Task brief >> Below are the records; reproduce all of them exactly but without any images.

Data provided >>
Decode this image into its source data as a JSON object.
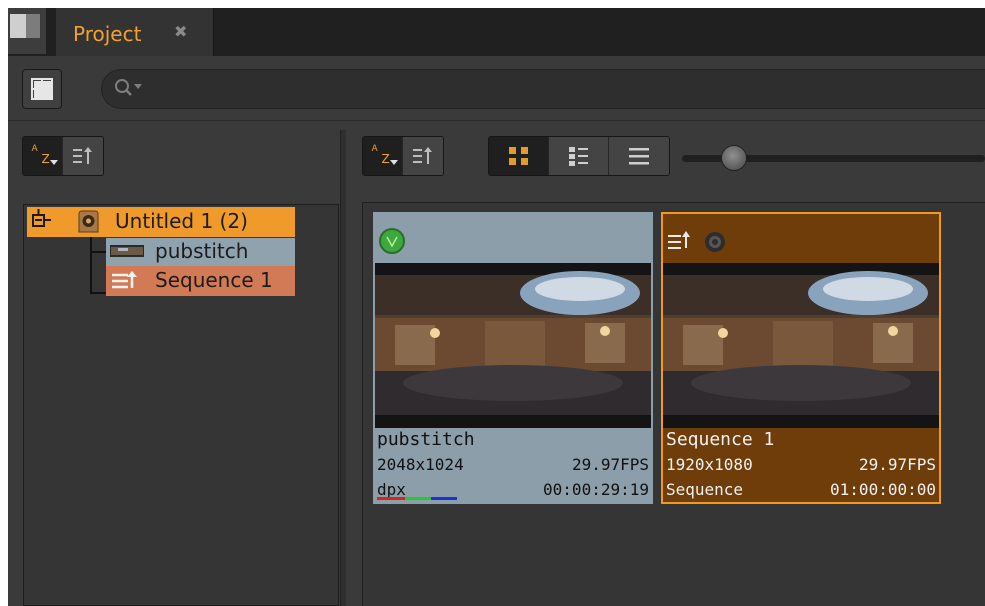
{
  "tab": {
    "title": "Project",
    "close_glyph": "✖"
  },
  "search": {
    "placeholder": ""
  },
  "left_sort": {
    "az_a": "A",
    "az_z": "Z"
  },
  "tree": {
    "root": "Untitled 1 (2)",
    "items": [
      {
        "label": "pubstitch"
      },
      {
        "label": "Sequence 1"
      }
    ]
  },
  "clips": [
    {
      "name": "pubstitch",
      "resolution": "2048x1024",
      "fps": "29.97FPS",
      "format": "dpx",
      "timecode": "00:00:29:19"
    },
    {
      "name": "Sequence 1",
      "resolution": "1920x1080",
      "fps": "29.97FPS",
      "format": "Sequence",
      "timecode": "01:00:00:00"
    }
  ],
  "view": {
    "thumbnail_size": 0.14
  },
  "colors": {
    "accent": "#f3a12c",
    "tree_root_bg": "#ef9a2a",
    "tree_clip_bg": "#8fa2ad",
    "tree_seq_bg": "#d27a55",
    "seq_card_bg": "#6e3d09"
  },
  "icons": {
    "project_tab": "window-icon",
    "layout": "grid-layout-icon",
    "search": "search-icon",
    "sort_name": "sort-az-icon",
    "sort_order": "sort-order-icon",
    "view_large": "large-thumbnails-icon",
    "view_small": "small-thumbnails-icon",
    "view_list": "list-view-icon",
    "clip_status": "green-status-icon",
    "sequence": "sequence-icon"
  }
}
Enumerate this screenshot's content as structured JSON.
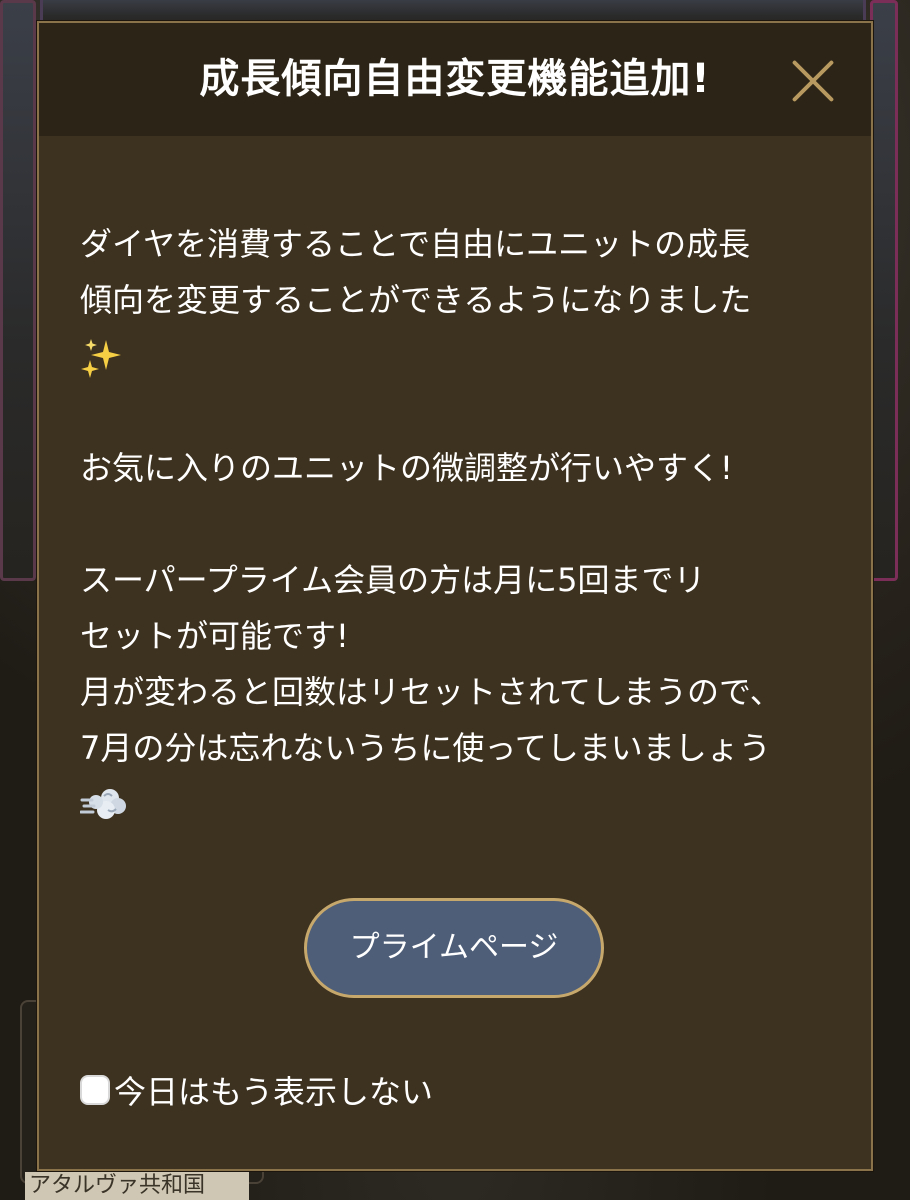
{
  "modal": {
    "title": "成長傾向自由変更機能追加!",
    "close_icon": "close-icon",
    "body": {
      "paragraph1": {
        "line1": "ダイヤを消費することで自由にユニットの成長",
        "line2": "傾向を変更することができるようになりました",
        "emoji_icon": "sparkles-icon"
      },
      "paragraph2": {
        "line1": "お気に入りのユニットの微調整が行いやすく!"
      },
      "paragraph3": {
        "line1": "スーパープライム会員の方は月に5回までリ",
        "line2": "セットが可能です!",
        "line3": "月が変わると回数はリセットされてしまうので、",
        "line4": "7月の分は忘れないうちに使ってしまいましょう",
        "emoji_icon": "dash-icon"
      }
    },
    "prime_button_label": "プライムページ",
    "dont_show_label": "今日はもう表示しない",
    "dont_show_checked": false
  },
  "background": {
    "footer_label": "アタルヴァ共和国"
  },
  "colors": {
    "modal_bg": "#3d311f",
    "header_bg": "#2c2416",
    "border_gold": "#8a734a",
    "button_bg": "#4e5e78",
    "button_border": "#c7a86c",
    "close_icon": "#b89a60"
  }
}
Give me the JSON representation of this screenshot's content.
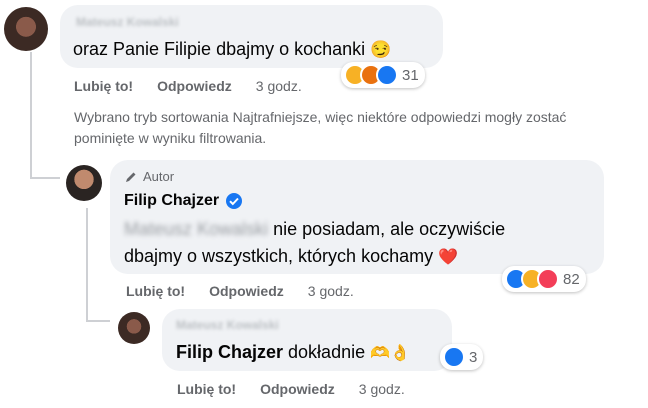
{
  "comment1": {
    "author": "Mateusz Kowalski",
    "text": "oraz Panie Filipie dbajmy o kochanki",
    "emoji": "😏",
    "like_label": "Lubię to!",
    "reply_label": "Odpowiedz",
    "time": "3 godz.",
    "reaction_count": "31",
    "reactions": [
      "haha",
      "angry",
      "like"
    ]
  },
  "sort_notice": {
    "line1": "Wybrano tryb sortowania Najtrafniejsze, więc niektóre odpowiedzi mogły zostać",
    "line2": "pominięte w wyniku filtrowania."
  },
  "reply1": {
    "badge": "Autor",
    "author": "Filip Chajzer",
    "mention": "Mateusz Kowalski",
    "text_line1": "nie posiadam, ale oczywiście",
    "text_line2": "dbajmy o wszystkich, których kochamy",
    "emoji": "❤️",
    "like_label": "Lubię to!",
    "reply_label": "Odpowiedz",
    "time": "3 godz.",
    "reaction_count": "82",
    "reactions": [
      "like",
      "haha",
      "love"
    ]
  },
  "reply2": {
    "author": "Mateusz Kowalski",
    "mention": "Filip Chajzer",
    "text": "dokładnie",
    "emoji": "🫶👌",
    "like_label": "Lubię to!",
    "reply_label": "Odpowiedz",
    "time": "3 godz.",
    "reaction_count": "3",
    "reactions": [
      "like"
    ]
  },
  "colors": {
    "like": "#1877f2",
    "haha": "#f7b125",
    "angry": "#e9710f",
    "love": "#f33e58",
    "verified": "#1877f2",
    "bubble": "#f0f2f5"
  }
}
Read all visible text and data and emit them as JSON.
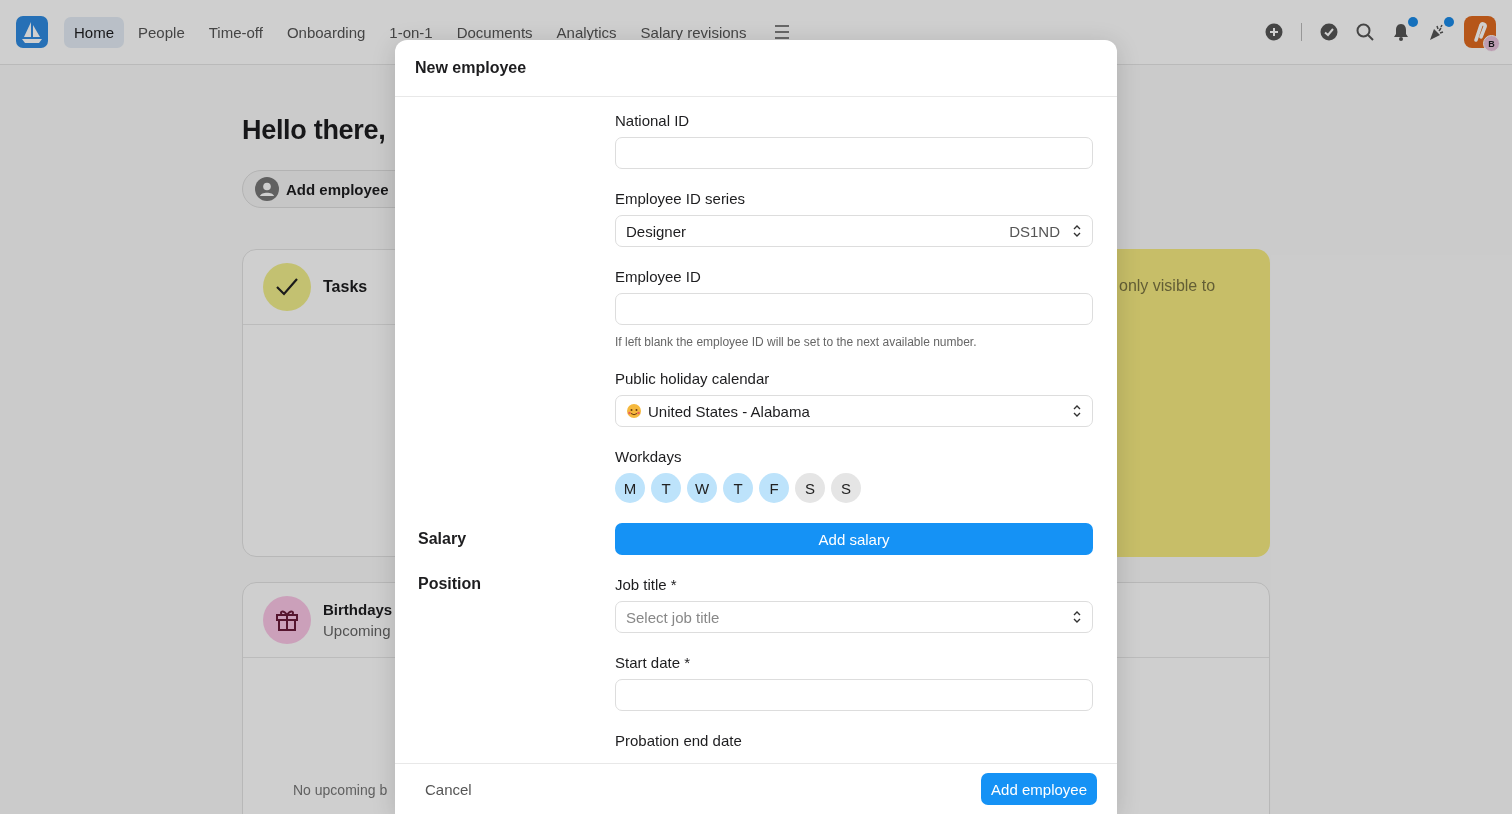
{
  "nav": {
    "tabs": [
      {
        "label": "Home",
        "selected": true
      },
      {
        "label": "People",
        "selected": false
      },
      {
        "label": "Time-off",
        "selected": false
      },
      {
        "label": "Onboarding",
        "selected": false
      },
      {
        "label": "1-on-1",
        "selected": false
      },
      {
        "label": "Documents",
        "selected": false
      },
      {
        "label": "Analytics",
        "selected": false
      },
      {
        "label": "Salary revisions",
        "selected": false
      }
    ],
    "notifications_unread": true,
    "updates_unread": true,
    "avatar_badge": "B"
  },
  "page": {
    "greeting": "Hello there,",
    "add_employee_button": "Add employee",
    "tasks_title": "Tasks",
    "note_text": "only visible to",
    "birthdays_title": "Birthdays",
    "birthdays_subtitle": "Upcoming",
    "birthdays_empty": "No upcoming b"
  },
  "modal": {
    "title": "New employee",
    "sections": [
      {
        "fields": [
          {
            "kind": "text",
            "label": "National ID"
          },
          {
            "kind": "select",
            "label": "Employee ID series",
            "value": "Designer",
            "suffix": "DS1ND"
          },
          {
            "kind": "text",
            "label": "Employee ID",
            "help": "If left blank the employee ID will be set to the next available number."
          },
          {
            "kind": "select",
            "label": "Public holiday calendar",
            "value": "United States - Alabama",
            "emoji": true
          },
          {
            "kind": "days",
            "label": "Workdays",
            "days": [
              {
                "label": "M",
                "selected": true
              },
              {
                "label": "T",
                "selected": true
              },
              {
                "label": "W",
                "selected": true
              },
              {
                "label": "T",
                "selected": true
              },
              {
                "label": "F",
                "selected": true
              },
              {
                "label": "S",
                "selected": false
              },
              {
                "label": "S",
                "selected": false
              }
            ]
          }
        ]
      },
      {
        "label": "Salary",
        "fields": [
          {
            "kind": "button",
            "label": "Add salary"
          }
        ]
      },
      {
        "label": "Position",
        "fields": [
          {
            "kind": "select",
            "label": "Job title *",
            "placeholder": "Select job title"
          },
          {
            "kind": "text",
            "label": "Start date *"
          },
          {
            "kind": "label",
            "label": "Probation end date"
          }
        ]
      }
    ],
    "cancel_button": "Cancel",
    "submit_button": "Add employee"
  }
}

Solution for this exercise >>
Decode this image into its source data as a JSON object.
{
  "tab": {
    "title": "Project",
    "close_glyph": "✖"
  },
  "search": {
    "placeholder": ""
  },
  "left_sort": {
    "az_a": "A",
    "az_z": "Z"
  },
  "tree": {
    "root": "Untitled 1 (2)",
    "items": [
      {
        "label": "pubstitch"
      },
      {
        "label": "Sequence 1"
      }
    ]
  },
  "clips": [
    {
      "name": "pubstitch",
      "resolution": "2048x1024",
      "fps": "29.97FPS",
      "format": "dpx",
      "timecode": "00:00:29:19"
    },
    {
      "name": "Sequence 1",
      "resolution": "1920x1080",
      "fps": "29.97FPS",
      "format": "Sequence",
      "timecode": "01:00:00:00"
    }
  ],
  "view": {
    "thumbnail_size": 0.14
  },
  "colors": {
    "accent": "#f3a12c",
    "tree_root_bg": "#ef9a2a",
    "tree_clip_bg": "#8fa2ad",
    "tree_seq_bg": "#d27a55",
    "seq_card_bg": "#6e3d09"
  },
  "icons": {
    "project_tab": "window-icon",
    "layout": "grid-layout-icon",
    "search": "search-icon",
    "sort_name": "sort-az-icon",
    "sort_order": "sort-order-icon",
    "view_large": "large-thumbnails-icon",
    "view_small": "small-thumbnails-icon",
    "view_list": "list-view-icon",
    "clip_status": "green-status-icon",
    "sequence": "sequence-icon"
  }
}
Enumerate this screenshot's content as structured JSON.
{
  "modal": {
    "title": "成長傾向自由変更機能追加!",
    "close_icon": "close-icon",
    "body": {
      "paragraph1": {
        "line1": "ダイヤを消費することで自由にユニットの成長",
        "line2": "傾向を変更することができるようになりました",
        "emoji_icon": "sparkles-icon"
      },
      "paragraph2": {
        "line1": "お気に入りのユニットの微調整が行いやすく!"
      },
      "paragraph3": {
        "line1": "スーパープライム会員の方は月に5回までリ",
        "line2": "セットが可能です!",
        "line3": "月が変わると回数はリセットされてしまうので、",
        "line4": "7月の分は忘れないうちに使ってしまいましょう",
        "emoji_icon": "dash-icon"
      }
    },
    "prime_button_label": "プライムページ",
    "dont_show_label": "今日はもう表示しない",
    "dont_show_checked": false
  },
  "background": {
    "footer_label": "アタルヴァ共和国"
  },
  "colors": {
    "modal_bg": "#3d311f",
    "header_bg": "#2c2416",
    "border_gold": "#8a734a",
    "button_bg": "#4e5e78",
    "button_border": "#c7a86c",
    "close_icon": "#b89a60"
  }
}
Give me the JSON representation of this screenshot's content.
{
  "comment1": {
    "author": "Mateusz Kowalski",
    "text": "oraz Panie Filipie dbajmy o kochanki",
    "emoji": "😏",
    "like_label": "Lubię to!",
    "reply_label": "Odpowiedz",
    "time": "3 godz.",
    "reaction_count": "31",
    "reactions": [
      "haha",
      "angry",
      "like"
    ]
  },
  "sort_notice": {
    "line1": "Wybrano tryb sortowania Najtrafniejsze, więc niektóre odpowiedzi mogły zostać",
    "line2": "pominięte w wyniku filtrowania."
  },
  "reply1": {
    "badge": "Autor",
    "author": "Filip Chajzer",
    "mention": "Mateusz Kowalski",
    "text_line1": "nie posiadam, ale oczywiście",
    "text_line2": "dbajmy o wszystkich, których kochamy",
    "emoji": "❤️",
    "like_label": "Lubię to!",
    "reply_label": "Odpowiedz",
    "time": "3 godz.",
    "reaction_count": "82",
    "reactions": [
      "like",
      "haha",
      "love"
    ]
  },
  "reply2": {
    "author": "Mateusz Kowalski",
    "mention": "Filip Chajzer",
    "text": "dokładnie",
    "emoji": "🫶👌",
    "like_label": "Lubię to!",
    "reply_label": "Odpowiedz",
    "time": "3 godz.",
    "reaction_count": "3",
    "reactions": [
      "like"
    ]
  },
  "colors": {
    "like": "#1877f2",
    "haha": "#f7b125",
    "angry": "#e9710f",
    "love": "#f33e58",
    "verified": "#1877f2",
    "bubble": "#f0f2f5"
  }
}
Read all visible text and data and emit them as JSON.
{
  "nav": {
    "tabs": [
      {
        "label": "Home",
        "selected": true
      },
      {
        "label": "People",
        "selected": false
      },
      {
        "label": "Time-off",
        "selected": false
      },
      {
        "label": "Onboarding",
        "selected": false
      },
      {
        "label": "1-on-1",
        "selected": false
      },
      {
        "label": "Documents",
        "selected": false
      },
      {
        "label": "Analytics",
        "selected": false
      },
      {
        "label": "Salary revisions",
        "selected": false
      }
    ],
    "notifications_unread": true,
    "updates_unread": true,
    "avatar_badge": "B"
  },
  "page": {
    "greeting": "Hello there,",
    "add_employee_button": "Add employee",
    "tasks_title": "Tasks",
    "note_text": "only visible to",
    "birthdays_title": "Birthdays",
    "birthdays_subtitle": "Upcoming",
    "birthdays_empty": "No upcoming b"
  },
  "modal": {
    "title": "New employee",
    "sections": [
      {
        "fields": [
          {
            "kind": "text",
            "label": "National ID"
          },
          {
            "kind": "select",
            "label": "Employee ID series",
            "value": "Designer",
            "suffix": "DS1ND"
          },
          {
            "kind": "text",
            "label": "Employee ID",
            "help": "If left blank the employee ID will be set to the next available number."
          },
          {
            "kind": "select",
            "label": "Public holiday calendar",
            "value": "United States - Alabama",
            "emoji": true
          },
          {
            "kind": "days",
            "label": "Workdays",
            "days": [
              {
                "label": "M",
                "selected": true
              },
              {
                "label": "T",
                "selected": true
              },
              {
                "label": "W",
                "selected": true
              },
              {
                "label": "T",
                "selected": true
              },
              {
                "label": "F",
                "selected": true
              },
              {
                "label": "S",
                "selected": false
              },
              {
                "label": "S",
                "selected": false
              }
            ]
          }
        ]
      },
      {
        "label": "Salary",
        "fields": [
          {
            "kind": "button",
            "label": "Add salary"
          }
        ]
      },
      {
        "label": "Position",
        "fields": [
          {
            "kind": "select",
            "label": "Job title *",
            "placeholder": "Select job title"
          },
          {
            "kind": "text",
            "label": "Start date *"
          },
          {
            "kind": "label",
            "label": "Probation end date"
          }
        ]
      }
    ],
    "cancel_button": "Cancel",
    "submit_button": "Add employee"
  }
}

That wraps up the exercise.